• **EXERCISE DIRECTIONS**
Go through the entries below and copy each line containing the word "Добавить".

(Items from an interface collection)
= Beginning of Section =

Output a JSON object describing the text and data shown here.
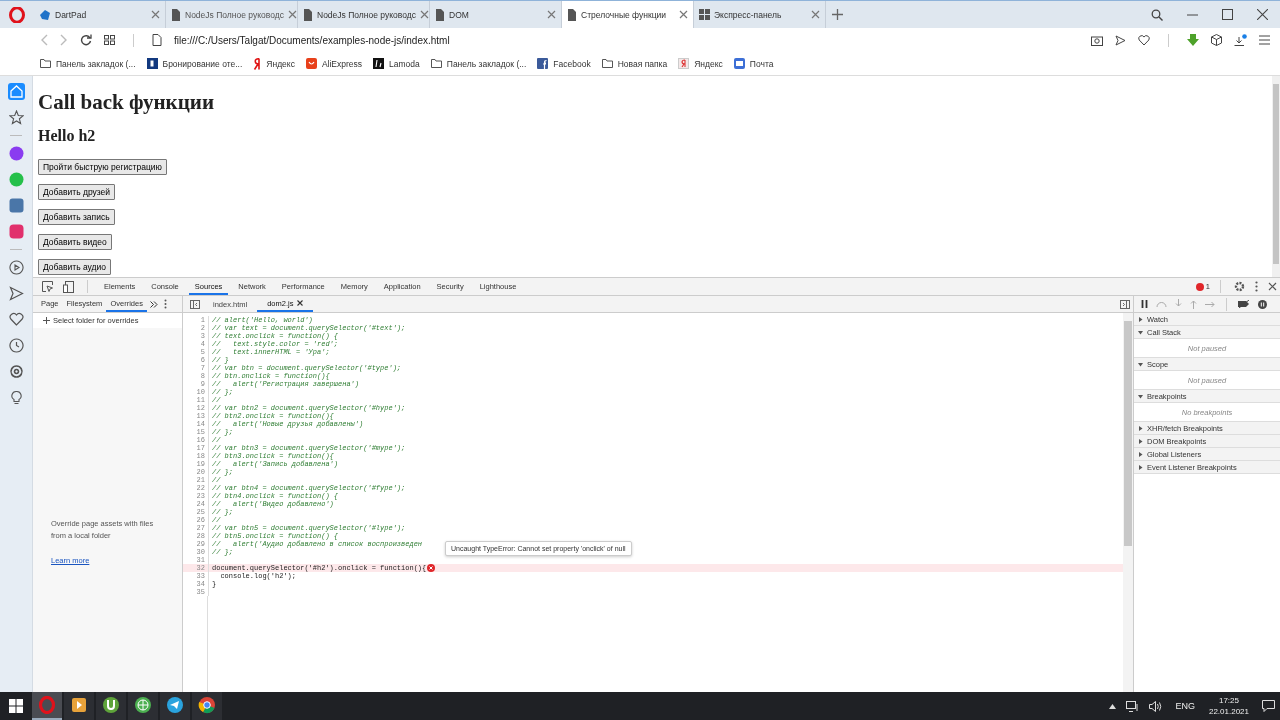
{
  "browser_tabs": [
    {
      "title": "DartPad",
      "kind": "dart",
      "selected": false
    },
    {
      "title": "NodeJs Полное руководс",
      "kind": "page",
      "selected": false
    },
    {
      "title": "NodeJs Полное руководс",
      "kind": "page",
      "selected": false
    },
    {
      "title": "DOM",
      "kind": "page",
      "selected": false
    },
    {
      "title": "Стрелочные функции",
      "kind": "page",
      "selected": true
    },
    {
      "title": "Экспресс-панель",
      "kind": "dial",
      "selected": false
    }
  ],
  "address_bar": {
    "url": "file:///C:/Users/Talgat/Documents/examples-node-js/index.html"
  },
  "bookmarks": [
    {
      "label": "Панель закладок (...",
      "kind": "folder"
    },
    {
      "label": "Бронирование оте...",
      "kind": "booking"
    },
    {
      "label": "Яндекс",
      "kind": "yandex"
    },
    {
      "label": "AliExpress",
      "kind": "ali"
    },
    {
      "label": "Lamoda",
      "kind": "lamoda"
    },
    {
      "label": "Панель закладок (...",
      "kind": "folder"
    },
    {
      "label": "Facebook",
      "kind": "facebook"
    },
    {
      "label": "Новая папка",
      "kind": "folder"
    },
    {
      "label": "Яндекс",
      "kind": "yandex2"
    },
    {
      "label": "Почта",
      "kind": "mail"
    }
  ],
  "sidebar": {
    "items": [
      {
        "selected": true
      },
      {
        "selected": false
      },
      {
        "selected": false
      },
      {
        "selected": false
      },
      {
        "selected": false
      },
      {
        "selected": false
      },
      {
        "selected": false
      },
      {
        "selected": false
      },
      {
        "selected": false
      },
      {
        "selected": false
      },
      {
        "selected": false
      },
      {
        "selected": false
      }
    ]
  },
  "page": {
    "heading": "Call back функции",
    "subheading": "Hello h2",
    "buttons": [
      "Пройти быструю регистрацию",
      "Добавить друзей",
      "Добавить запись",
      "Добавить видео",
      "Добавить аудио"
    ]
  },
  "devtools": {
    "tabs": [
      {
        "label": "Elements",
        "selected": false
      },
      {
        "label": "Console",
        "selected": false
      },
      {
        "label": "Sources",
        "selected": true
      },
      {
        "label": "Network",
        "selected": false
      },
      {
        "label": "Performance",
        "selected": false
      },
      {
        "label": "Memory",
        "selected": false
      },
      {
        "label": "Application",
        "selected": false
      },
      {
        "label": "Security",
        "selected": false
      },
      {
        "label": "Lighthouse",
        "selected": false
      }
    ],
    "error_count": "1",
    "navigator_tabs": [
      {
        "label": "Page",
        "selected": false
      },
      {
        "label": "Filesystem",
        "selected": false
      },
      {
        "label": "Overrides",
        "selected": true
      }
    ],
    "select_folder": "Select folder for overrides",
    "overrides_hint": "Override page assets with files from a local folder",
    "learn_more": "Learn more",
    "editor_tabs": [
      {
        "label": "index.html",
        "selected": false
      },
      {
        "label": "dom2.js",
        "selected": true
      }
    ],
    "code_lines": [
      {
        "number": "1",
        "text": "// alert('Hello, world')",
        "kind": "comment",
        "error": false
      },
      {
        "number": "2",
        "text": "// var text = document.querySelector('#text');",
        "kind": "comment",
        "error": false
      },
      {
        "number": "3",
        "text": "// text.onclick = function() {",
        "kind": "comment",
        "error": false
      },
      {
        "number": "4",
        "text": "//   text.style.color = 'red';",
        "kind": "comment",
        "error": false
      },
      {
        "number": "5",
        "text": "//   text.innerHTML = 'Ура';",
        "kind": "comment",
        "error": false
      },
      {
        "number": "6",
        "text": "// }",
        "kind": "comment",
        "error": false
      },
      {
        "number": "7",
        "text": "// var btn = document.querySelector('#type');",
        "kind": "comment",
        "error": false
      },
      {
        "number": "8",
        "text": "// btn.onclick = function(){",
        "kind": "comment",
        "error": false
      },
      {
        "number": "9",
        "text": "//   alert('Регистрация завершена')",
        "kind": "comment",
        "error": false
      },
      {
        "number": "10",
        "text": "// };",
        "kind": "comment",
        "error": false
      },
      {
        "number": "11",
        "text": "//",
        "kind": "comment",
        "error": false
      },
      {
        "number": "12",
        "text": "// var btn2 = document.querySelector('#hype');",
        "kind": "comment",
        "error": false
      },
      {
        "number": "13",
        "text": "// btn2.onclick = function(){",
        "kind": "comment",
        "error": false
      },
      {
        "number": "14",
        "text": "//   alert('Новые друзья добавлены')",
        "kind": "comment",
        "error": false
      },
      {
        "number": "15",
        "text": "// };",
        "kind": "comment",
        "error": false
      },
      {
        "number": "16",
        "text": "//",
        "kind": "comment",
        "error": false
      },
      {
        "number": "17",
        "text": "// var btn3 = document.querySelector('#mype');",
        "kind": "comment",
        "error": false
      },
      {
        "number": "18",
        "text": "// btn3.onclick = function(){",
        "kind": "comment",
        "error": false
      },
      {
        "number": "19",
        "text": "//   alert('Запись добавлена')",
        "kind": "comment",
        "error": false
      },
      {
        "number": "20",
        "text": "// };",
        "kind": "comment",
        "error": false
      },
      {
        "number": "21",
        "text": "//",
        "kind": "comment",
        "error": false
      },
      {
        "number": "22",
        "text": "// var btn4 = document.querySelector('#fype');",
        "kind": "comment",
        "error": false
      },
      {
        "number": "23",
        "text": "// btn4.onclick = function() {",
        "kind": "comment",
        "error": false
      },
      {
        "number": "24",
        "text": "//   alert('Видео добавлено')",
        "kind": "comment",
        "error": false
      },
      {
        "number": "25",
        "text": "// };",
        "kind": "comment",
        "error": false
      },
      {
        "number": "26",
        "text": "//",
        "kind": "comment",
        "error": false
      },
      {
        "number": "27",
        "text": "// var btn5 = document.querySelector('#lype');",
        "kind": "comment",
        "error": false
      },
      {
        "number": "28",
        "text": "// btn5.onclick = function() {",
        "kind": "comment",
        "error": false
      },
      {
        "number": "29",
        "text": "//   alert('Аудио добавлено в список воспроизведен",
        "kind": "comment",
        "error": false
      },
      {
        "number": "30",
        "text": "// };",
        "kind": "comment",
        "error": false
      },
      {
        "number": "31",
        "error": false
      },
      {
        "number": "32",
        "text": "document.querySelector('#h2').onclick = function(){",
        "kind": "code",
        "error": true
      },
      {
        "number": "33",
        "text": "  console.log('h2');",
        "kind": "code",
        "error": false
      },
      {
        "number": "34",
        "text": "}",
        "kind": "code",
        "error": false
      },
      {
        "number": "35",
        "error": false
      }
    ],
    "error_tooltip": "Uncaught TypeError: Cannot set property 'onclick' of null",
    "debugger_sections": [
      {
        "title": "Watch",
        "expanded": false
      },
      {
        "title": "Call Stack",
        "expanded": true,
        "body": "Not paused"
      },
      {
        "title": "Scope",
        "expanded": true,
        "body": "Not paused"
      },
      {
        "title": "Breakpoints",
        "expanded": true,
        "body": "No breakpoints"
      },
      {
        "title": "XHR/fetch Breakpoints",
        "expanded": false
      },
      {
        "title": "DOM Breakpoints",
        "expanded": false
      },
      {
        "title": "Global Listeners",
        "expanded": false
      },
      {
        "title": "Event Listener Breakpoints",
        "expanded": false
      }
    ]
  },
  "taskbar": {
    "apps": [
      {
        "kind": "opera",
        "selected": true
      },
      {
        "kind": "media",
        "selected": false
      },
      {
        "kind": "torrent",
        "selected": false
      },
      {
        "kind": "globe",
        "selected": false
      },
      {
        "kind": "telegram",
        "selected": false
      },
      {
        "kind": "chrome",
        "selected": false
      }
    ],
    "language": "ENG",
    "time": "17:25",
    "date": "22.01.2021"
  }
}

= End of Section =

• **WRITTEN RESPONSE**
      "Добавить друзей",
      "Добавить запись",
      "Добавить видео",
      "Добавить аудио"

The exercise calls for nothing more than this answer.